Court Action. Parents always have the right to say that the only dispute resolution mechanism that they want is the use of the court system to adjudicate their differences. One typical reason for this is that one party cannot afford the cost of alternative dispute resolution. In theory, a party representing him or herself may obtain access to the courts free by filing a motion on the Family Law Motions Calendar (or nearly free, allowing for the costs of service and copying). An arbitrator or mediator, in contrast, frequently charges for his or her services at rates of upwards of $100 per hour, with the costs to be divided between the parties in some fashion.

As a practical matter, however, in the event of a serious dispute, a party may be reluctant to take court action without counsel. Also, legal fees borne by a party in post-decree matters can mount much more rapidly than the shared cost of an arbitrator or mediator. So a parenting plan which provides for court action only does, in the event of a serious dispute, leave a party with the alternatives of putting up with a bad situation, plunging into court alone, or spending money on attorney’s fees.

Mediation. A recent authoritative study of the implementation of parenting plan legislation in Washington state found that almost three-quarters of all the plans reviewed by the researcher designated mediation as the method for dispute resolution under the parenting plan. See Not everyone who selects mediation as an option understands what mediation is, however.

In mediation, a neutral third party assists the parents in reaching a voluntary and informed settlement of their parenting differences. Ideally, the parties identify the areas of agreement and disagreement, express his or her own needs, and consider options that meet those needs. The mediator facilitates a fair process and may have no ability, depending on his or her knowledge of family law, to evaluate whether a fair result has been reached.

Here are some issues that should be considered by parties considering mediation:

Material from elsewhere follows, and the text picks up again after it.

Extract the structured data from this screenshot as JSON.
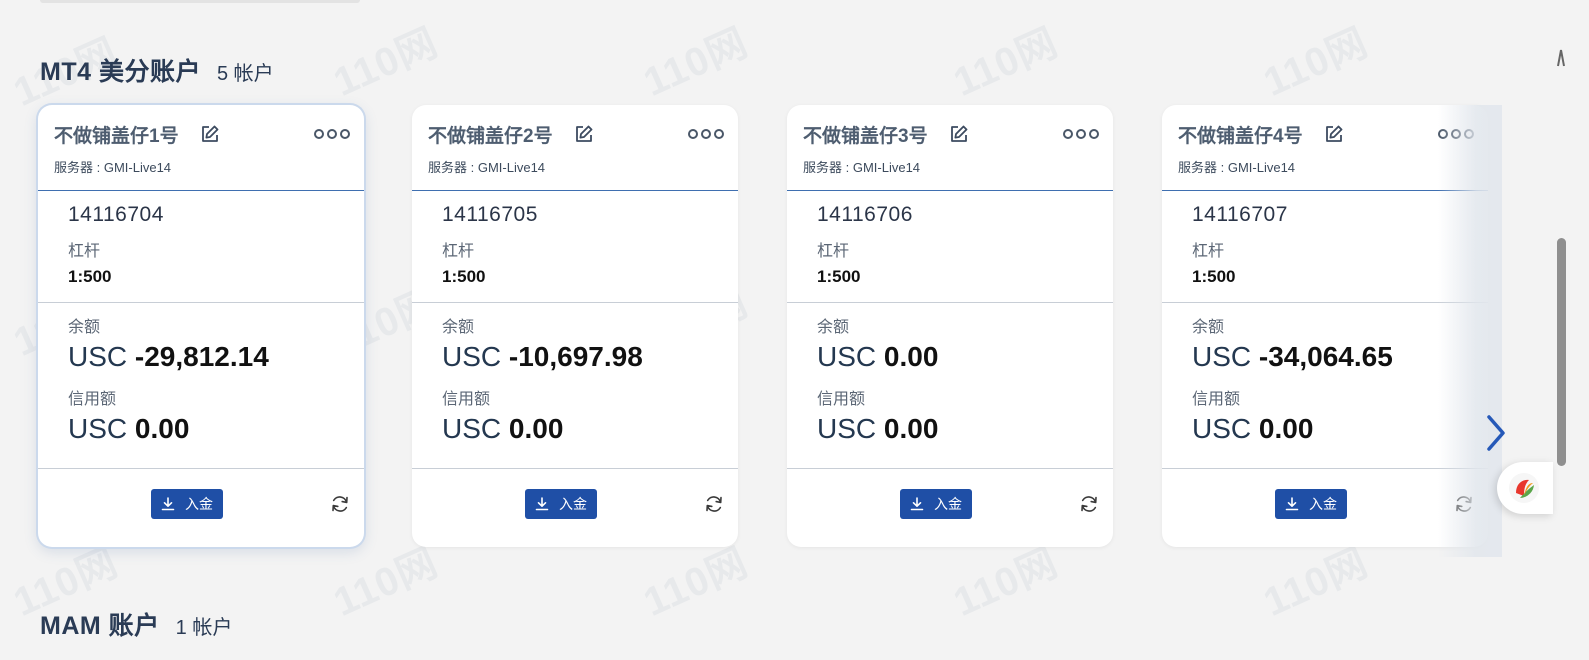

  • Solutions that parents are able to derive jointly and cooperatively are frequently more satisfying than decisions imposed by an outsider such as a judge.
  • This method of dispute resolution is widely considered to be totally inappropriate for survivors of domestic violence. Many observers also believe that is not the best method when there is a significant power imbalance between the parents, even absent acknowledged domestic violence.
  • Many parents who have used mediation believe that it is expensive, time-consuming, and frequently unsuccessful, especially in complex cases.
  • The background, training, and experience of mediators can vary widely.

It is also interesting to note that first parenting plans examined in the study cited above were more likely to specify a non-court ordered dispute resolution mechanism than were subsequent plans. The researcher thought that this was related to some parents’ frustration with mediation as a tool.

Arbitration. Only about one percent of parenting plans designate arbitration as the dispute resolution mechanism, and this method is not widely understood. Like mediation, arbitration uses a neutral third party outside the court system. Unlike mediation, however, the arbitrator makes the decision for the parties rather than simply facilitating the parties’ process of decision.

Here are some issues to be considered by parties considering arbitration:

  • The parties still have the right to go to court in the face of an unsatisfactory decision unless they have agreed that the arbitration is to be binding. However, how an experienced arbitrator views a party’s position is frequently a good indication of how the court commissioner or judge will view that party’s position, so the review to review of the decision is not always exercised.
  • Arbitration can be considerably faster than mediation in resolving a dispute
  • Because of its speed, using arbitration can be less costly than extended mediation or a trip into court with an attorney.
  • Arbitration can be very useful in deciding a limited point of contention between parties in general agreement.

It is also possible to mediate to a general agreement, and then agree to arbitrate the remaining points.

Conclusion. When formulating your parenting plan, do not overlook the selection of the method you will use in the future to resolve disputes with your children’s other parent. It is worth some time to make sure you understand the differences between the methods in order to decide which is the best for your own situation.